I’m thankful for every horrible thing I’ve ever said or done because I can’t fix yesterday, only now.

I’m thankful for the devastation of divorce because our blackest voids are really cosmic bangs of creation.

I’m thankful for every profane word ever spoken because passion is the seed of Christ.

I’m thankful for every offensive word ever spoken because it is fuel to a fire that needs to burn.

I’m thankful for every photo I have never shared because I am no different than any one of you.

And I’m thankful for every man, woman, or child brutally alone tonight because on the shore of that darkness is a broken hearted Lover waiting with a warm wrap.

Here I am. 


“I would like to step out of my heart and go walking beneath the enormous sky…”

Everything is far

and long gone by,

I think that the star

glittering above me

has been dead for a million years.

I think there were tears

in the car I heard pass

and something terrible was said.

A clock has stopped striking in the house

across the road…

When did it start?…

I would like to step out of my heart

and go walking beneath the enormous sky.

I would like to pray.

And surely of all the stars that perished

long ago,

one still exists.

I think that I know
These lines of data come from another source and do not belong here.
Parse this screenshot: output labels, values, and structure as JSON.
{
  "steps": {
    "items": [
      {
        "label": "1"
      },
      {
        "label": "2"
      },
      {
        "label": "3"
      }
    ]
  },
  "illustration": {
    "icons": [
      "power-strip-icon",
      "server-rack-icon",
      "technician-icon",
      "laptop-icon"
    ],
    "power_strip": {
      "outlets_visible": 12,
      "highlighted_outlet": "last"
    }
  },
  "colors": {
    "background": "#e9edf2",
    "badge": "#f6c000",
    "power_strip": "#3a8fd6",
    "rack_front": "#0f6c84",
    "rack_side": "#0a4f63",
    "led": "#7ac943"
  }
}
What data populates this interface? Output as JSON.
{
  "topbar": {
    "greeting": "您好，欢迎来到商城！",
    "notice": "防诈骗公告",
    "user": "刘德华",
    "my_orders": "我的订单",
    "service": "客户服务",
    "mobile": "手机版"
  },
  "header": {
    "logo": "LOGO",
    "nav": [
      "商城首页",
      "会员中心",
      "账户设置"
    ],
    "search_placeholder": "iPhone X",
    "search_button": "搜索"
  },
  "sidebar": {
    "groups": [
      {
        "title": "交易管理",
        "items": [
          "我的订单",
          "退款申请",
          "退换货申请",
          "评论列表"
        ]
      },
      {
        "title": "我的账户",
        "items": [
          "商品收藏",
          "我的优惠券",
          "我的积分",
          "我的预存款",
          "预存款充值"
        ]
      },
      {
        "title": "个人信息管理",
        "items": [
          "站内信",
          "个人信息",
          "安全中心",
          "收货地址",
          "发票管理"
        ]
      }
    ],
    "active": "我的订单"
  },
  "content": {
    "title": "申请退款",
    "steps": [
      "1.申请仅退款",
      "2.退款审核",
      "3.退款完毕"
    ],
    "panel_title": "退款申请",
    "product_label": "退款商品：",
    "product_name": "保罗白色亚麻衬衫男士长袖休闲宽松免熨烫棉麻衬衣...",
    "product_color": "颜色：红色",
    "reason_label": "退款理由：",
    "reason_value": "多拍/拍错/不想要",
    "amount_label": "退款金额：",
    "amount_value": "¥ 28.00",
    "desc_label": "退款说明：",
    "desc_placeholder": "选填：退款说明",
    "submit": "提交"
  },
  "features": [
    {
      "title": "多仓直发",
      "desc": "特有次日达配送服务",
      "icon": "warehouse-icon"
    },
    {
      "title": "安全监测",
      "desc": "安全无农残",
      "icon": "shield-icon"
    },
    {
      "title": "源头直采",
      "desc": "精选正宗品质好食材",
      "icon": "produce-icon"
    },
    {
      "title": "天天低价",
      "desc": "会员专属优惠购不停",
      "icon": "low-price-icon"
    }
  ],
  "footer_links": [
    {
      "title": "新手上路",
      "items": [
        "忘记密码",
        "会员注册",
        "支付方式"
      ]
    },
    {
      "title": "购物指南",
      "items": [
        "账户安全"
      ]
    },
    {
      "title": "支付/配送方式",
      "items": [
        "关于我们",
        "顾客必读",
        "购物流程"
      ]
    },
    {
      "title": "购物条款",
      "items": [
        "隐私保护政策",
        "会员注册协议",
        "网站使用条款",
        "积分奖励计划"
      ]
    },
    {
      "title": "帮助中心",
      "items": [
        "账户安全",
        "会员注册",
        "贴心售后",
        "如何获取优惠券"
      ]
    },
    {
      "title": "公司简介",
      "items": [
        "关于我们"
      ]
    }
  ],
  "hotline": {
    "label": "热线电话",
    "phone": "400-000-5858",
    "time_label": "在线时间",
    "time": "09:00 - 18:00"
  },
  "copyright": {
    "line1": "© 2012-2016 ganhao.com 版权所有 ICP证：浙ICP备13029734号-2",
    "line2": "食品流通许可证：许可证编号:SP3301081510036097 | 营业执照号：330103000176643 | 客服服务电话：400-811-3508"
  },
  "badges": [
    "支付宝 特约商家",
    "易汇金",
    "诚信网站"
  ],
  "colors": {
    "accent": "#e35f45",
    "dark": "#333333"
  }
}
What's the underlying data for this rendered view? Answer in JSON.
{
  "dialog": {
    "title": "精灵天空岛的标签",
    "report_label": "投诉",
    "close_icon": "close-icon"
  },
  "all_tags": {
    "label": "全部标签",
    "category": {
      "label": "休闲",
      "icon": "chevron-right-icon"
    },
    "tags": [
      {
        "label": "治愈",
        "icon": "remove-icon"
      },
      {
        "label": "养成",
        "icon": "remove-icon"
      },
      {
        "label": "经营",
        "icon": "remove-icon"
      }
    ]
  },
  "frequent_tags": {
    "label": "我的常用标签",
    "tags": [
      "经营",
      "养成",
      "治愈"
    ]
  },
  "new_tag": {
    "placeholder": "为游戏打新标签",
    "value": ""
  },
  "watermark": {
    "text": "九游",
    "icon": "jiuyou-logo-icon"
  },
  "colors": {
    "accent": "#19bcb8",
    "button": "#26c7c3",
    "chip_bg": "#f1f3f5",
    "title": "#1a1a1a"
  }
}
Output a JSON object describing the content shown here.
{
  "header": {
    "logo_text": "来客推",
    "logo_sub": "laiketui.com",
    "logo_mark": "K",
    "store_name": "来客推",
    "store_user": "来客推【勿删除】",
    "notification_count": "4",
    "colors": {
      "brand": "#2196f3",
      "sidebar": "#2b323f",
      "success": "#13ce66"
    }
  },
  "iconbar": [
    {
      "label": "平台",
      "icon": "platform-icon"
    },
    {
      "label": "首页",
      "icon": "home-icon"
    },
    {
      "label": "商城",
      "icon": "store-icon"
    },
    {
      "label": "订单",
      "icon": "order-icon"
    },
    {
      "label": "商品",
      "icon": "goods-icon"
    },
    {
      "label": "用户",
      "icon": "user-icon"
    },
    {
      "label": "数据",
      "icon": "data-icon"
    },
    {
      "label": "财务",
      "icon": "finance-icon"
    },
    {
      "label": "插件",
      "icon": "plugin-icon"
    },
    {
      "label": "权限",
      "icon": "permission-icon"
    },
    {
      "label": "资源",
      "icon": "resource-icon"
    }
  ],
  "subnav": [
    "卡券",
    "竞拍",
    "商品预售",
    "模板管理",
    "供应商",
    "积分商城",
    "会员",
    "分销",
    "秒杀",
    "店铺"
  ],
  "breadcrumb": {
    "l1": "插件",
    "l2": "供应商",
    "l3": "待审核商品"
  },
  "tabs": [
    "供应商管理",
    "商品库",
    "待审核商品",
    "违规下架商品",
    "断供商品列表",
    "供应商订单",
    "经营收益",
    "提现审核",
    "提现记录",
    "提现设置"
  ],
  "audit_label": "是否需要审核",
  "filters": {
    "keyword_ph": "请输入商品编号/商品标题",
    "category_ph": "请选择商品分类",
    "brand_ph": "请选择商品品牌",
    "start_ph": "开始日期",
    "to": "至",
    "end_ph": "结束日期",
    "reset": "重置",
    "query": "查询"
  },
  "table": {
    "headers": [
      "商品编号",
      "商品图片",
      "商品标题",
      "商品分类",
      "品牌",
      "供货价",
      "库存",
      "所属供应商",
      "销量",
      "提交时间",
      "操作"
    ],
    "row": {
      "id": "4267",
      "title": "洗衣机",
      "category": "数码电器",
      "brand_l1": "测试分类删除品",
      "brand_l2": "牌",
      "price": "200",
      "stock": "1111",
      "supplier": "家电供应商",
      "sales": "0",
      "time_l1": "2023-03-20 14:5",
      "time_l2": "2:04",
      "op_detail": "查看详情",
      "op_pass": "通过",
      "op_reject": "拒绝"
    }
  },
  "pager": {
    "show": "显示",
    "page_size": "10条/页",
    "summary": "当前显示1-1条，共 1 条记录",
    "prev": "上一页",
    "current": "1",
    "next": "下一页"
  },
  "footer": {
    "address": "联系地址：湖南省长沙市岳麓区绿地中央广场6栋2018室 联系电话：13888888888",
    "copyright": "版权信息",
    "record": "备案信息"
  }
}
which one it is–

which one, at the end of its beam in the sky,

stands like a white city…

Rainer Maria Rilke